eLibrary can help with that.

Curious users can begin with a perusal of our Research Topics on Thanksgiving and Hanukkah. There they can investigate the history and traditions of both holidays, learning what makes them unique, as well as what similarities they share.

Further exploration can help one figure out how to balance the individual rituals of these overlapping observances, find appropriate mealtime mash-ups, or see how these celebrations of bounty and religious freedom complement one another in surprising ways.

Thanksgivukkah is a hybrid holiday for the ages—the confluence of dressing and dreidels won’t come again for another 79,000 years. But if you gear up with eLibrary before you sit down with family and friends, you’ll be ready to ring in the day with a mighty Gobble Tov!

The History of Thanksgiving

While it is almost certain that the “original” Thanksgiving meal was not like the annual feast we are accustomed to, it was, in a sense, a “traditional” meal…traditional for the Native Americans at the time.

The First Thanksgiving

In 1621, the Plymouth Plantation held a 3-day celebration after a successful growing season. According to records, the harvest feast was attended by 53 Pilgrims and about 90 American Indians, including Squanto, a Patuxent Indian, and Massasoit, the leader of the Wampanoags. Squanto served as interpreter and taught the Pilgrims how to catch eel and grow corn. Massasoit donated food stores to the Plymouth colony during their first, harsh winter. Turkey may have been on the menu, but most likely the feast consisted of other roasted fowl, deer, shellfish, corn, beans, squash and possibly pumpkin and cranberries (though cranberry sauce is unlikely because the Pilgrims had probably run out of sugar, and no pumpkin pie because they had no butter or wheat flour).

For almost 200 years, days of thanksgiving were celebrated by individual colonies and states. The first National Proclamation of Thanksgiving was given by the Continental Congress in 1777 during the Revolutionary War.

On October 3, 1863, in the wake of the Union victory at Gettysburg, President Abraham Lincoln proclaimed a national day of “Thanksgiving and Praise to our beneficent Father who dwelleth in the Heavens” to be celebrated on Thursday, November 26th. Lincoln’s successors followed his example of annually declaring the final Thursday in November to be Thanksgiving, but Franklin D. Roosevelt broke with tradition in 1939, declaring Thanksgiving Day to be on the 4th Thursday in November instead of the last Thursday. FDR changed the date to accommodate retailers who feared that having Thanksgiving at such a late date might have a negative impact on Christmas sales during the Great Depression.  This change was officially passed into law by Congress in 1941.

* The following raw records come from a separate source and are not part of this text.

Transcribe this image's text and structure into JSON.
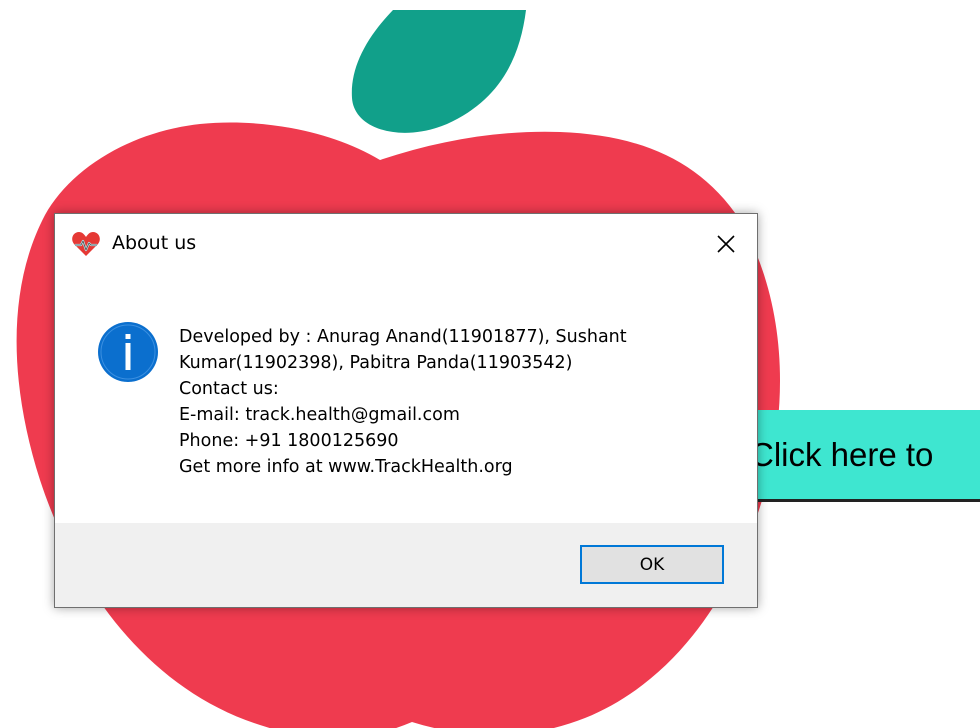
{
  "dialog": {
    "title": "About us",
    "close_icon": "close-icon",
    "app_icon": "heart-pulse-icon",
    "status_icon": "info-icon",
    "message_lines": [
      "Developed by : Anurag Anand(11901877), Sushant",
      "Kumar(11902398), Pabitra Panda(11903542)",
      "Contact us:",
      "E-mail: track.health@gmail.com",
      "Phone: +91 1800125690",
      "Get more info at www.TrackHealth.org"
    ],
    "ok_label": "OK"
  },
  "background": {
    "cta_label": "Click here to",
    "apple_color": "#ef3b4f",
    "leaf_color": "#11a08a",
    "cta_color": "#3ee6d0"
  },
  "colors": {
    "info_blue": "#0b6fce",
    "focus_border": "#0078d7",
    "footer_bg": "#f0f0f0"
  }
}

Norman Rockwell's The Thanksgiving Picture (Freedom from Want)